## Activity
Please repeat each entry. Match every word exactly.

=== Source material ===

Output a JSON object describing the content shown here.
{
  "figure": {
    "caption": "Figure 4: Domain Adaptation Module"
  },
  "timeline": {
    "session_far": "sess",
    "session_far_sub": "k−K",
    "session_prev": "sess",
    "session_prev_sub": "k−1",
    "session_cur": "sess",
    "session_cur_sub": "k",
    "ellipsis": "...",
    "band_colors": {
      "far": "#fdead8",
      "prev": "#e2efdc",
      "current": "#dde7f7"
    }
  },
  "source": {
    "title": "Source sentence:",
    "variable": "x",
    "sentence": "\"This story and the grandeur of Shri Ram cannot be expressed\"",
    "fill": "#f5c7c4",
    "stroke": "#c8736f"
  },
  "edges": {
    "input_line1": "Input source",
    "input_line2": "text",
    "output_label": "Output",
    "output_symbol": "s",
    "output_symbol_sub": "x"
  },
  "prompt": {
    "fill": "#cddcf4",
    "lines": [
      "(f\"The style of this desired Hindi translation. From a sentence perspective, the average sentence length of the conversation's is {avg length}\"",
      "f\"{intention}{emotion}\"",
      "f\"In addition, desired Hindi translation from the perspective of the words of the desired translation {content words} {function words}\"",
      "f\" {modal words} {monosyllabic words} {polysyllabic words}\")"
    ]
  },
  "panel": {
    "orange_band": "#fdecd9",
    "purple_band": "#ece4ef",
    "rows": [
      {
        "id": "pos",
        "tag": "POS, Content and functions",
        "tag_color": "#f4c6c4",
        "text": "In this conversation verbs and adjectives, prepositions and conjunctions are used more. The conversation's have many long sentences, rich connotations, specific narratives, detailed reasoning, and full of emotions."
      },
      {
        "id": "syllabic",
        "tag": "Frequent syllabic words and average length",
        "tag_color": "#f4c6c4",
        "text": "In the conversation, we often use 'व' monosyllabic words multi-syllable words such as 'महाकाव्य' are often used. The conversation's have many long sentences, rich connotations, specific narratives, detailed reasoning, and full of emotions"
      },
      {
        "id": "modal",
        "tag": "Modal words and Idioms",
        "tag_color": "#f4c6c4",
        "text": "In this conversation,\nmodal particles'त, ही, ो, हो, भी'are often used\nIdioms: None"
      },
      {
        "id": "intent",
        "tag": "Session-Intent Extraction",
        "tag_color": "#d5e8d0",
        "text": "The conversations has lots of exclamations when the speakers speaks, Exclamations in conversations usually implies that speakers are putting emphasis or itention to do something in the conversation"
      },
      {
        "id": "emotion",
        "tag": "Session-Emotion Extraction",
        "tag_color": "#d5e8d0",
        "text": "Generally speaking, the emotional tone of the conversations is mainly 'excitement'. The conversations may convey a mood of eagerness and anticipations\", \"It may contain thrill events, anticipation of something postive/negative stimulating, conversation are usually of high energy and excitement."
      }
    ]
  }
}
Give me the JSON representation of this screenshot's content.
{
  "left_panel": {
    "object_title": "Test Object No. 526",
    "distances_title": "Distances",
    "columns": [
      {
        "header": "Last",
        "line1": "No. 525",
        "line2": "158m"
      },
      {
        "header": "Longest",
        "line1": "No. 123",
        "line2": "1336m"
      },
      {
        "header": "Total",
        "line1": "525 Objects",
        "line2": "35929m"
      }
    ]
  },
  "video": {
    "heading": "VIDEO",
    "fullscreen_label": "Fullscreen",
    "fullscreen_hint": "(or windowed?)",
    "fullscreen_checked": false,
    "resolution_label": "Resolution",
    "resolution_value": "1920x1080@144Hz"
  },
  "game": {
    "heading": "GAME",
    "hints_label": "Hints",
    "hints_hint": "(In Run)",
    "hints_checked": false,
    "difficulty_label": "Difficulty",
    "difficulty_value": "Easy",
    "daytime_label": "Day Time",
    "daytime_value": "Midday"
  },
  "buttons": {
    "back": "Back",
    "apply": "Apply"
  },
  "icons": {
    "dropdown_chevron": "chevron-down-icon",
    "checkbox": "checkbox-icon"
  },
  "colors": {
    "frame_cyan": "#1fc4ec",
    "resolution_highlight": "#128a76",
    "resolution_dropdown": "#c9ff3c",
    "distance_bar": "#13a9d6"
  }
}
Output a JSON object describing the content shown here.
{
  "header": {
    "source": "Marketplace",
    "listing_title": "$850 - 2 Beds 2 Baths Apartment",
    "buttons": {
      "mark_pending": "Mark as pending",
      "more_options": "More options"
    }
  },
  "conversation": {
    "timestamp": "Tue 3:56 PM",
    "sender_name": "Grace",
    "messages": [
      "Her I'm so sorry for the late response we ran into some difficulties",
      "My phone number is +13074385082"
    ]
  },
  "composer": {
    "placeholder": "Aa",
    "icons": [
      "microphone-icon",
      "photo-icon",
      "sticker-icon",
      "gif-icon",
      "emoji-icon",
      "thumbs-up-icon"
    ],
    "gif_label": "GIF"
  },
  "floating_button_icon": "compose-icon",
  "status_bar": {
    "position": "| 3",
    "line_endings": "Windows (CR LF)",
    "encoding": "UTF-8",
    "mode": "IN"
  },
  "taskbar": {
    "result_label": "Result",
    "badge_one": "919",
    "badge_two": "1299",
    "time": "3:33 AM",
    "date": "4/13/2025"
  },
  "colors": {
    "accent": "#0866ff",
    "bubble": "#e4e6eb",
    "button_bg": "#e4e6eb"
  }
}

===

## Solution for this task
Output a JSON object describing the content shown here.
{
  "figure": {
    "caption": "Figure 4: Domain Adaptation Module"
  },
  "timeline": {
    "session_far": "sess",
    "session_far_sub": "k−K",
    "session_prev": "sess",
    "session_prev_sub": "k−1",
    "session_cur": "sess",
    "session_cur_sub": "k",
    "ellipsis": "...",
    "band_colors": {
      "far": "#fdead8",
      "prev": "#e2efdc",
      "current": "#dde7f7"
    }
  },
  "source": {
    "title": "Source sentence:",
    "variable": "x",
    "sentence": "\"This story and the grandeur of Shri Ram cannot be expressed\"",
    "fill": "#f5c7c4",
    "stroke": "#c8736f"
  },
  "edges": {
    "input_line1": "Input source",
    "input_line2": "text",
    "output_label": "Output",
    "output_symbol": "s",
    "output_symbol_sub": "x"
  },
  "prompt": {
    "fill": "#cddcf4",
    "lines": [
      "(f\"The style of this desired Hindi translation. From a sentence perspective, the average sentence length of the conversation's is {avg length}\"",
      "f\"{intention}{emotion}\"",
      "f\"In addition, desired Hindi translation from the perspective of the words of the desired translation {content words} {function words}\"",
      "f\" {modal words} {monosyllabic words} {polysyllabic words}\")"
    ]
  },
  "panel": {
    "orange_band": "#fdecd9",
    "purple_band": "#ece4ef",
    "rows": [
      {
        "id": "pos",
        "tag": "POS, Content and functions",
        "tag_color": "#f4c6c4",
        "text": "In this conversation verbs and adjectives, prepositions and conjunctions are used more. The conversation's have many long sentences, rich connotations, specific narratives, detailed reasoning, and full of emotions."
      },
      {
        "id": "syllabic",
        "tag": "Frequent syllabic words and average length",
        "tag_color": "#f4c6c4",
        "text": "In the conversation, we often use 'व' monosyllabic words multi-syllable words such as 'महाकाव्य' are often used. The conversation's have many long sentences, rich connotations, specific narratives, detailed reasoning, and full of emotions"
      },
      {
        "id": "modal",
        "tag": "Modal words and Idioms",
        "tag_color": "#f4c6c4",
        "text": "In this conversation,\nmodal particles'त, ही, ो, हो, भी'are often used\nIdioms: None"
      },
      {
        "id": "intent",
        "tag": "Session-Intent Extraction",
        "tag_color": "#d5e8d0",
        "text": "The conversations has lots of exclamations when the speakers speaks, Exclamations in conversations usually implies that speakers are putting emphasis or itention to do something in the conversation"
      },
      {
        "id": "emotion",
        "tag": "Session-Emotion Extraction",
        "tag_color": "#d5e8d0",
        "text": "Generally speaking, the emotional tone of the conversations is mainly 'excitement'. The conversations may convey a mood of eagerness and anticipations\", \"It may contain thrill events, anticipation of something postive/negative stimulating, conversation are usually of high energy and excitement."
      }
    ]
  }
}
Give me the JSON representation of this screenshot's content.
{
  "left_panel": {
    "object_title": "Test Object No. 526",
    "distances_title": "Distances",
    "columns": [
      {
        "header": "Last",
        "line1": "No. 525",
        "line2": "158m"
      },
      {
        "header": "Longest",
        "line1": "No. 123",
        "line2": "1336m"
      },
      {
        "header": "Total",
        "line1": "525 Objects",
        "line2": "35929m"
      }
    ]
  },
  "video": {
    "heading": "VIDEO",
    "fullscreen_label": "Fullscreen",
    "fullscreen_hint": "(or windowed?)",
    "fullscreen_checked": false,
    "resolution_label": "Resolution",
    "resolution_value": "1920x1080@144Hz"
  },
  "game": {
    "heading": "GAME",
    "hints_label": "Hints",
    "hints_hint": "(In Run)",
    "hints_checked": false,
    "difficulty_label": "Difficulty",
    "difficulty_value": "Easy",
    "daytime_label": "Day Time",
    "daytime_value": "Midday"
  },
  "buttons": {
    "back": "Back",
    "apply": "Apply"
  },
  "icons": {
    "dropdown_chevron": "chevron-down-icon",
    "checkbox": "checkbox-icon"
  },
  "colors": {
    "frame_cyan": "#1fc4ec",
    "resolution_highlight": "#128a76",
    "resolution_dropdown": "#c9ff3c",
    "distance_bar": "#13a9d6"
  }
}
Output a JSON object describing the content shown here.
{
  "header": {
    "source": "Marketplace",
    "listing_title": "$850 - 2 Beds 2 Baths Apartment",
    "buttons": {
      "mark_pending": "Mark as pending",
      "more_options": "More options"
    }
  },
  "conversation": {
    "timestamp": "Tue 3:56 PM",
    "sender_name": "Grace",
    "messages": [
      "Her I'm so sorry for the late response we ran into some difficulties",
      "My phone number is +13074385082"
    ]
  },
  "composer": {
    "placeholder": "Aa",
    "icons": [
      "microphone-icon",
      "photo-icon",
      "sticker-icon",
      "gif-icon",
      "emoji-icon",
      "thumbs-up-icon"
    ],
    "gif_label": "GIF"
  },
  "floating_button_icon": "compose-icon",
  "status_bar": {
    "position": "| 3",
    "line_endings": "Windows (CR LF)",
    "encoding": "UTF-8",
    "mode": "IN"
  },
  "taskbar": {
    "result_label": "Result",
    "badge_one": "919",
    "badge_two": "1299",
    "time": "3:33 AM",
    "date": "4/13/2025"
  },
  "colors": {
    "accent": "#0866ff",
    "bubble": "#e4e6eb",
    "button_bg": "#e4e6eb"
  }
}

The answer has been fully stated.